Before joining Beringea about a year ago, Dagger worked at Deloitte’s strategy practise advising tech and media companies. In fact, it was this exposure to emerging companies that got him interested in startups in the first place.

His leap from the large multinational professional services firm to the UK’s venture capital scene did not come without its challenges.

“At first I had this perception that everyone was going to be Mark Zuckerberg: straight out of university, wearing a hoodie and wanting to completely change and disrupt the world.

“You certainly come across people like that but we’re far more interested in those entrepreneurs that have experience and know the industry they’re going into inside out,” he said.

Beringea UK, he said, seeks to invest in businesses that already have a £1m run-rate, meaning that they’ve already proven they can sell their product.

The right team

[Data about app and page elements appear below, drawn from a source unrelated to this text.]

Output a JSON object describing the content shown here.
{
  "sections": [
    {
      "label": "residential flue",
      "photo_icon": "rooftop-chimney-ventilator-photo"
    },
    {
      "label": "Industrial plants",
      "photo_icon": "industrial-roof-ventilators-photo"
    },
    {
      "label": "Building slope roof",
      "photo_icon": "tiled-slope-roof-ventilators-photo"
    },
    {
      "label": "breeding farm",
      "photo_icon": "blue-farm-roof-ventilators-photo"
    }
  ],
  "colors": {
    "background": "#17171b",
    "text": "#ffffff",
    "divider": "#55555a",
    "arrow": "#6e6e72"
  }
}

Investing in an entrepreneur and their idea is obviously an important part of the game, but Dagger, like many venture capital investors before him, believes a company’s true potential lies in the strength of its core management team.

“We always consider the credentials of the management team and there are certain things that we look for during our assessment,” said Dagger.

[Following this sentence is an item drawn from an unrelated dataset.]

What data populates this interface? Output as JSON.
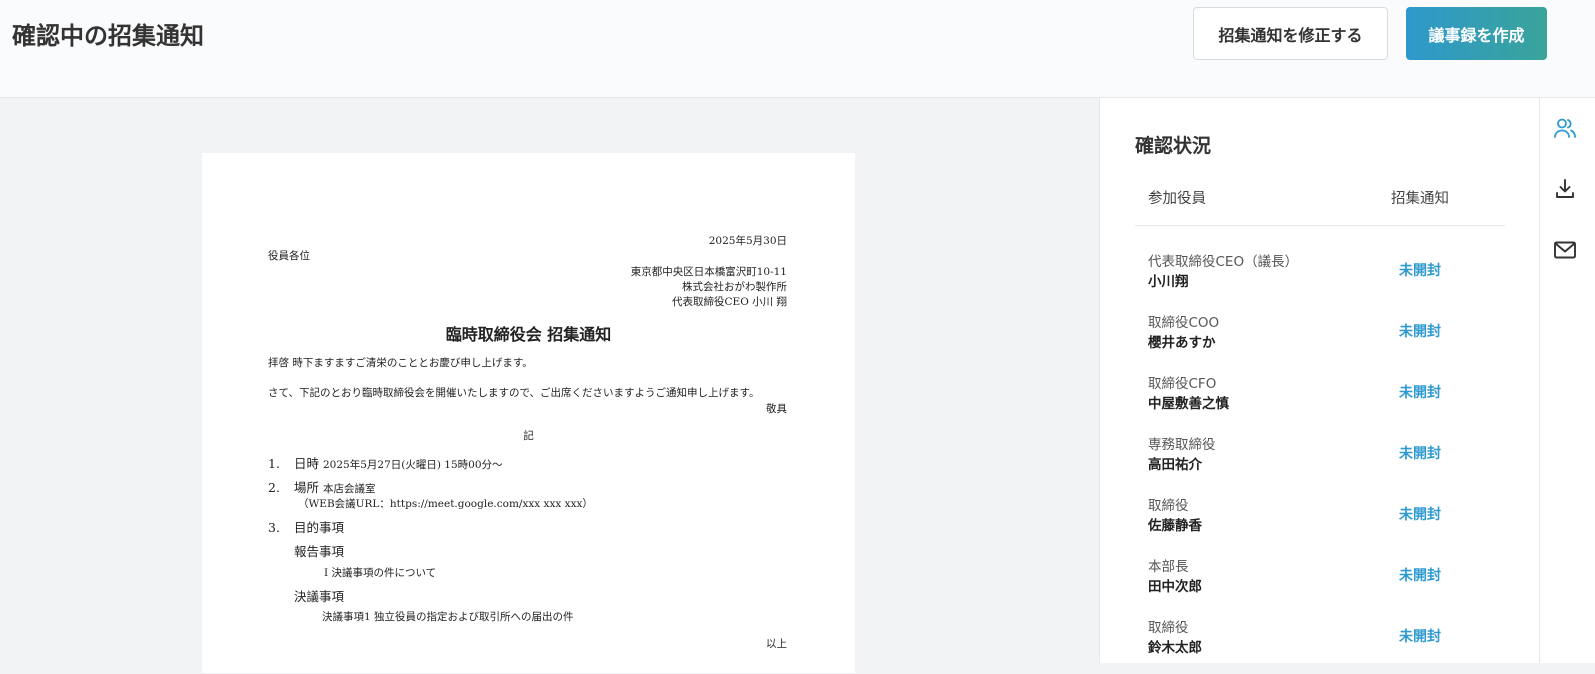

The firm, he explained, is looking for people who have previously held senior roles within their industry. Another element investors on the team look out for is the variety of skill sets.

“Having a salesperson who understands sales or a head of finance who can help the business plan and take it to profitability really makes a difference,” he noted.

Whether a startup is founded by one, two or more individuals is less of a concern.

“We’ve invested in businesses that are co-founded by two or three people, which is a nice model because then you’ve at least got two people who bring complementary skills to the business.

“Equally, we’ve invested in businesses where you’ve got a solo founder with a strong management team,” said Dagger.

Similarly to other investment firms, Beringea UK is keen to sit on the board of its portfolio companies. This, Dagger believes, is of mutual benefit to startups and VCs.

“We almost always take a seat on each board, which itself comes with a lot of responsibilities and ways in which you can add value to board meetings or at strategic level; helping businesses plan for the future, advising them where to invest or when to expand overseas,” said Dagger.

According to him, the other way Beringea UK can add value to its portfolio companies is by widening the network of people that entrepreneurs have access to – something which can prove useful when it comes to hiring.


Dagger, who sees five to 10 business plans a week, opened up about the kind things that pique his interest in a company.

“Every VC will have their own take on this,” he said, adding: “One of the things that we look out for are what we call ‘capital efficient businesses’.”

By this Dagger refers to businesses that have a route to profitability and do not necessarily need to keep raising funds in order to survive and thrive. This, of course, is dependent on the market they are operating in.

Firms such as Deliveroo, which has raised a whopping $474.59m in five rounds from 11 different investors, are unique in that they operate in ‘winner takes it all markets’, he explained.

Startups operating within the food delivery or social network space face an increasing amount of competition from other firms that are raising equally as much cash. In these kind of deals, Dagger noted, investors need to make large commitments in order to win big. But this, he added, is a dangerous race.

Although particularly interested in the media sector, as that’s where most of his experience lies, Dagger is enthusiastic about the progress being made with virtual and augmented reality.

“Demos have moved on leaps and bounds in the last two years to the point where you are now much more comfortable in the virtual environment,” said the investor, who seemed particularly impressed with a demo that had allowed him to feel like he was standing on the beach looking award winning artist Adele straight in the eye.

“Not that I am a big Adele fan, but it’s still pretty cool,” he joked.

A-listers aside, it’s the nation’s talented tech entrepreneurs Dagger is interested in meeting and potentially interested in investing in.